The Soviets kept up their constant attack against 79. Infanteriedivision – Major Linden worried about infantry strength…. The constant Soviet attacks in the sector of 79. ID certainly disrupted the German plans for an offensive here. Although the Soviet commander, Polkovnik Batjuk, was not aware of the German plans, he realised that his positions were vital for the survival of Stalingrad and taking of the important Mamayev Kurgan hill. He constantly sought to improve them so a counter-offensive in his sector could be started. Tschukov also saw a slim chance at this point and constantly shipped reserves into the area of 284th Rifle Division so they could keep up their efforts. Other sectors, like that of the 138th Rifle Division, suffered because these measures.
Major Linden was very concerned about the low attack strengths of some infantry units, he constantly contacted von Seydlitz-Kurzbach to demanded reinforcements. Even his observation, that too many highly trained specialists would be lost in the attack and be missed in the upcoming spring offensive, were swept aside and ignored.
Vasily Grigoryevich Zaytsev (Russian: Василий Григорьевич Зайцев; IPA: [vʌˈsʲilʲɪj ɡrʲɪˈɡorʲjevʲɪtɕ ˈzajtsɨf]; 23 March 1915 – 15 December 1991) was a Soviet sniper during World War II, notable particularly for his activities between 10 November and 17 December 1942, during the Battle of Stalingrad. He killed 225 soldiers and officers of the Wehrmacht and other Axis armies, including 11 enemy snipers.
Prior to 10 November, he had already killed 32 Axis soldiers with the standard-issue Mosin–Nagant rifle.
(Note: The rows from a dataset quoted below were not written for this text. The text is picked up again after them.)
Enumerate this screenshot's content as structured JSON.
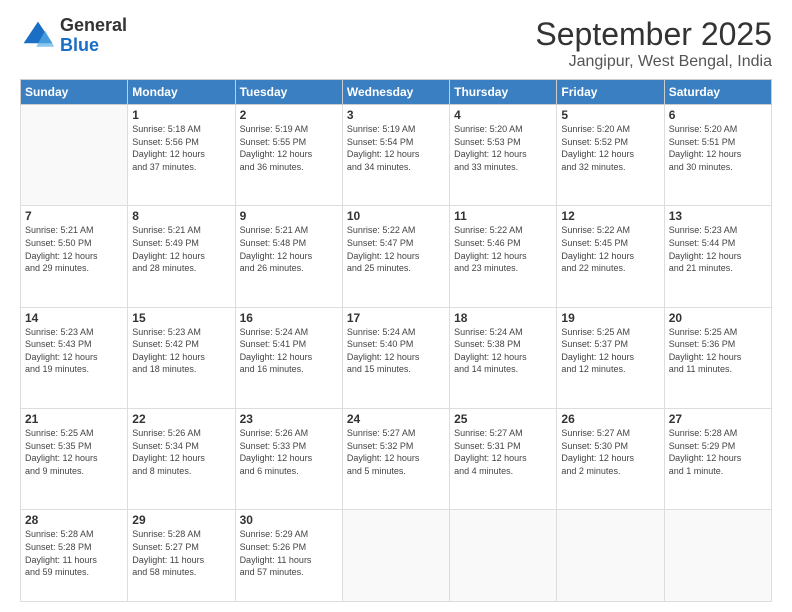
{
  "logo": {
    "general": "General",
    "blue": "Blue"
  },
  "header": {
    "month": "September 2025",
    "location": "Jangipur, West Bengal, India"
  },
  "days_of_week": [
    "Sunday",
    "Monday",
    "Tuesday",
    "Wednesday",
    "Thursday",
    "Friday",
    "Saturday"
  ],
  "weeks": [
    [
      {
        "day": "",
        "info": ""
      },
      {
        "day": "1",
        "info": "Sunrise: 5:18 AM\nSunset: 5:56 PM\nDaylight: 12 hours\nand 37 minutes."
      },
      {
        "day": "2",
        "info": "Sunrise: 5:19 AM\nSunset: 5:55 PM\nDaylight: 12 hours\nand 36 minutes."
      },
      {
        "day": "3",
        "info": "Sunrise: 5:19 AM\nSunset: 5:54 PM\nDaylight: 12 hours\nand 34 minutes."
      },
      {
        "day": "4",
        "info": "Sunrise: 5:20 AM\nSunset: 5:53 PM\nDaylight: 12 hours\nand 33 minutes."
      },
      {
        "day": "5",
        "info": "Sunrise: 5:20 AM\nSunset: 5:52 PM\nDaylight: 12 hours\nand 32 minutes."
      },
      {
        "day": "6",
        "info": "Sunrise: 5:20 AM\nSunset: 5:51 PM\nDaylight: 12 hours\nand 30 minutes."
      }
    ],
    [
      {
        "day": "7",
        "info": "Sunrise: 5:21 AM\nSunset: 5:50 PM\nDaylight: 12 hours\nand 29 minutes."
      },
      {
        "day": "8",
        "info": "Sunrise: 5:21 AM\nSunset: 5:49 PM\nDaylight: 12 hours\nand 28 minutes."
      },
      {
        "day": "9",
        "info": "Sunrise: 5:21 AM\nSunset: 5:48 PM\nDaylight: 12 hours\nand 26 minutes."
      },
      {
        "day": "10",
        "info": "Sunrise: 5:22 AM\nSunset: 5:47 PM\nDaylight: 12 hours\nand 25 minutes."
      },
      {
        "day": "11",
        "info": "Sunrise: 5:22 AM\nSunset: 5:46 PM\nDaylight: 12 hours\nand 23 minutes."
      },
      {
        "day": "12",
        "info": "Sunrise: 5:22 AM\nSunset: 5:45 PM\nDaylight: 12 hours\nand 22 minutes."
      },
      {
        "day": "13",
        "info": "Sunrise: 5:23 AM\nSunset: 5:44 PM\nDaylight: 12 hours\nand 21 minutes."
      }
    ],
    [
      {
        "day": "14",
        "info": "Sunrise: 5:23 AM\nSunset: 5:43 PM\nDaylight: 12 hours\nand 19 minutes."
      },
      {
        "day": "15",
        "info": "Sunrise: 5:23 AM\nSunset: 5:42 PM\nDaylight: 12 hours\nand 18 minutes."
      },
      {
        "day": "16",
        "info": "Sunrise: 5:24 AM\nSunset: 5:41 PM\nDaylight: 12 hours\nand 16 minutes."
      },
      {
        "day": "17",
        "info": "Sunrise: 5:24 AM\nSunset: 5:40 PM\nDaylight: 12 hours\nand 15 minutes."
      },
      {
        "day": "18",
        "info": "Sunrise: 5:24 AM\nSunset: 5:38 PM\nDaylight: 12 hours\nand 14 minutes."
      },
      {
        "day": "19",
        "info": "Sunrise: 5:25 AM\nSunset: 5:37 PM\nDaylight: 12 hours\nand 12 minutes."
      },
      {
        "day": "20",
        "info": "Sunrise: 5:25 AM\nSunset: 5:36 PM\nDaylight: 12 hours\nand 11 minutes."
      }
    ],
    [
      {
        "day": "21",
        "info": "Sunrise: 5:25 AM\nSunset: 5:35 PM\nDaylight: 12 hours\nand 9 minutes."
      },
      {
        "day": "22",
        "info": "Sunrise: 5:26 AM\nSunset: 5:34 PM\nDaylight: 12 hours\nand 8 minutes."
      },
      {
        "day": "23",
        "info": "Sunrise: 5:26 AM\nSunset: 5:33 PM\nDaylight: 12 hours\nand 6 minutes."
      },
      {
        "day": "24",
        "info": "Sunrise: 5:27 AM\nSunset: 5:32 PM\nDaylight: 12 hours\nand 5 minutes."
      },
      {
        "day": "25",
        "info": "Sunrise: 5:27 AM\nSunset: 5:31 PM\nDaylight: 12 hours\nand 4 minutes."
      },
      {
        "day": "26",
        "info": "Sunrise: 5:27 AM\nSunset: 5:30 PM\nDaylight: 12 hours\nand 2 minutes."
      },
      {
        "day": "27",
        "info": "Sunrise: 5:28 AM\nSunset: 5:29 PM\nDaylight: 12 hours\nand 1 minute."
      }
    ],
    [
      {
        "day": "28",
        "info": "Sunrise: 5:28 AM\nSunset: 5:28 PM\nDaylight: 11 hours\nand 59 minutes."
      },
      {
        "day": "29",
        "info": "Sunrise: 5:28 AM\nSunset: 5:27 PM\nDaylight: 11 hours\nand 58 minutes."
      },
      {
        "day": "30",
        "info": "Sunrise: 5:29 AM\nSunset: 5:26 PM\nDaylight: 11 hours\nand 57 minutes."
      },
      {
        "day": "",
        "info": ""
      },
      {
        "day": "",
        "info": ""
      },
      {
        "day": "",
        "info": ""
      },
      {
        "day": "",
        "info": ""
      }
    ]
  ]
}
Between October 1942 and January 1943, Zaytsev made an estimated 400 kills.